A legendary, long-unavailable film has reached our shores from England, and it's as remarkable an achievement as one could hope for, considering its estimable reputation. It Happened Here (1966), co-directed and written by military expert Andrew Mollo and film historian, Kevin Brownlow, is a dystopic fictionalized rewrite of World War II, wherein the Germans invade England, set up a Vichy-like provisional government, declare London a demilitarized zone, and fight stubborn partisans - supposedly all Jews and Bolsheviks - on the fringe. Mollo and Brownlow tell part of their story as a faux newsreel, with simulated documentary footage of London under Nazi occupation, and with all sorts of casual collaboration: local citizenry standing about, blokes shooting the breeze with, gals going on dates with, their Fascist invaders.
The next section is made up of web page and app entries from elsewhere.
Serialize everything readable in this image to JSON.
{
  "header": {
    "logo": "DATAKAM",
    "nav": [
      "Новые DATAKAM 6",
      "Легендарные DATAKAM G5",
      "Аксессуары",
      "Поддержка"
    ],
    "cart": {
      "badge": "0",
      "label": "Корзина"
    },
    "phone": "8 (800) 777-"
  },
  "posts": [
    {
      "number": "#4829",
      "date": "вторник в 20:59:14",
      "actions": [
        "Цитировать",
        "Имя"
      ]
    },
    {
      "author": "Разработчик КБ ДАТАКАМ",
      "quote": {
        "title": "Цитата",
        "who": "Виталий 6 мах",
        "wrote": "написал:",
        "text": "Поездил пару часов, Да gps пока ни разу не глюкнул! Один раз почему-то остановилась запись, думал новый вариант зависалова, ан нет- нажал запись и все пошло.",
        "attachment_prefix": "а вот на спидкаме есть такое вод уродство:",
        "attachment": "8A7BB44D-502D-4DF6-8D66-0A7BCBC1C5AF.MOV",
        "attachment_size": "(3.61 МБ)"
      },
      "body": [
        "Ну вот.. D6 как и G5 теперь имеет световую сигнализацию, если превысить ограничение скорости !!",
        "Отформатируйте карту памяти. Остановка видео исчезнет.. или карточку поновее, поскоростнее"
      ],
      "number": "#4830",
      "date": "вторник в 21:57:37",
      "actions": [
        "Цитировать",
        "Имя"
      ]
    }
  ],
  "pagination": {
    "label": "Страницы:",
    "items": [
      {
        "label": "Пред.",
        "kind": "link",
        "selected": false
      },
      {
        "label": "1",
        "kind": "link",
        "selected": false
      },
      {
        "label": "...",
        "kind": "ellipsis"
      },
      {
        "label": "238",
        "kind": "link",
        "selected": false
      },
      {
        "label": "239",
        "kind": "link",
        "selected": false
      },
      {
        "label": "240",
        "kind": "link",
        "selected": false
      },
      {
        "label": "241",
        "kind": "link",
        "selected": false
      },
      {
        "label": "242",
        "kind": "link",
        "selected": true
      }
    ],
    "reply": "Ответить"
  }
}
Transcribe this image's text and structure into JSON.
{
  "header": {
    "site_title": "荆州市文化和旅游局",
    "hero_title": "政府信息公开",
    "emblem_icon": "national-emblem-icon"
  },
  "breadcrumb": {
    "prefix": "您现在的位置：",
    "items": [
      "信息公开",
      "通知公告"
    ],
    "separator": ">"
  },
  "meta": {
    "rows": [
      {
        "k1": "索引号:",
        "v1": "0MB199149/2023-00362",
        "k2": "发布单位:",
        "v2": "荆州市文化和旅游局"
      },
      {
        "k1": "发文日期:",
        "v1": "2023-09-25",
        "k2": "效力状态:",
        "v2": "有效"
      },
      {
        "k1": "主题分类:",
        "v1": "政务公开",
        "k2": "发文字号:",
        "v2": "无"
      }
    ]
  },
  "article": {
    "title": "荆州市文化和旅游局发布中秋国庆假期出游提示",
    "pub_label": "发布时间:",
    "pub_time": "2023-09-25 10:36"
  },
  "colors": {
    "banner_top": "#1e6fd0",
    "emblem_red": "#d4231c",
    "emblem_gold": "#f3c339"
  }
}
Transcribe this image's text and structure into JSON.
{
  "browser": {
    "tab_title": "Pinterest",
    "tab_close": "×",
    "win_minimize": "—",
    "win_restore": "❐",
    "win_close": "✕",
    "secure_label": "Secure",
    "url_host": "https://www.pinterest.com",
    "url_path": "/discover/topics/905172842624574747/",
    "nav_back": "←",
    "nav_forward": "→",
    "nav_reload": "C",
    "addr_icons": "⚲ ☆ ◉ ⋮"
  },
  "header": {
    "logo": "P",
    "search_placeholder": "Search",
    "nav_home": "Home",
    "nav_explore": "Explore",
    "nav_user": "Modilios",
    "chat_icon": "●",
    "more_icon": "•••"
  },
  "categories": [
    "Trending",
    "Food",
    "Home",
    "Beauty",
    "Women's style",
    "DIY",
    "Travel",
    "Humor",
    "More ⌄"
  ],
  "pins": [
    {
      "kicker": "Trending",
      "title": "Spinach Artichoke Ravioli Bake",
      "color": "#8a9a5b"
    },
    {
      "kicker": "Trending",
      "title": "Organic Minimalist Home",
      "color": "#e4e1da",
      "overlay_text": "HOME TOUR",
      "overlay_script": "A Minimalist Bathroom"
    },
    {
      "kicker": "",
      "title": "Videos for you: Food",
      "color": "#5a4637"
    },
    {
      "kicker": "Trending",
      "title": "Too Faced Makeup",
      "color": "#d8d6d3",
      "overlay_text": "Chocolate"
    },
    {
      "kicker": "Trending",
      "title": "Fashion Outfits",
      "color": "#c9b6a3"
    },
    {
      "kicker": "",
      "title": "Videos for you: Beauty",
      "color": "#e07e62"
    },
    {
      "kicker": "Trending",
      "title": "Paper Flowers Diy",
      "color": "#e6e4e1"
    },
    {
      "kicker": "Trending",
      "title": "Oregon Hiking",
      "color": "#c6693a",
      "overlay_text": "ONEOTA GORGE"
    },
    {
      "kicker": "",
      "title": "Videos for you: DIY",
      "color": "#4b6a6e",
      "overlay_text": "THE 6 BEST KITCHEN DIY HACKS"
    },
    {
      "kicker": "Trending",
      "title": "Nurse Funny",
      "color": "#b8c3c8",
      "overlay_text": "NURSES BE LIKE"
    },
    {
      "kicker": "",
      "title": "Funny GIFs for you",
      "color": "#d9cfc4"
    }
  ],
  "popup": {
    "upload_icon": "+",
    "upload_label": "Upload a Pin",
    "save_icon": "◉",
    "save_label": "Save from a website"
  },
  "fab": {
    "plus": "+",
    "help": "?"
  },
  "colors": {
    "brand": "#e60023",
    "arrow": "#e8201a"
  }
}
The main narrative is of a thirtyish nurse, Pauline (Pauline Murray), whose man was killed by the Nazis. Declaring herself apolitical, she somehow comes to serve the enemy: "We've fought the war and lost it," she rationalizes. "The only way to get back to normal is to support law and order." Shot in persuasive black and white, It Happened Here is done with such careful, serious precision, that it does feel "real" when, for instance, helmeted Nazi soldiers pose for pictures by the Thames. Amazingly, Brownlow was 18 and "military expert" Mollo 16 when they began this 8-year project.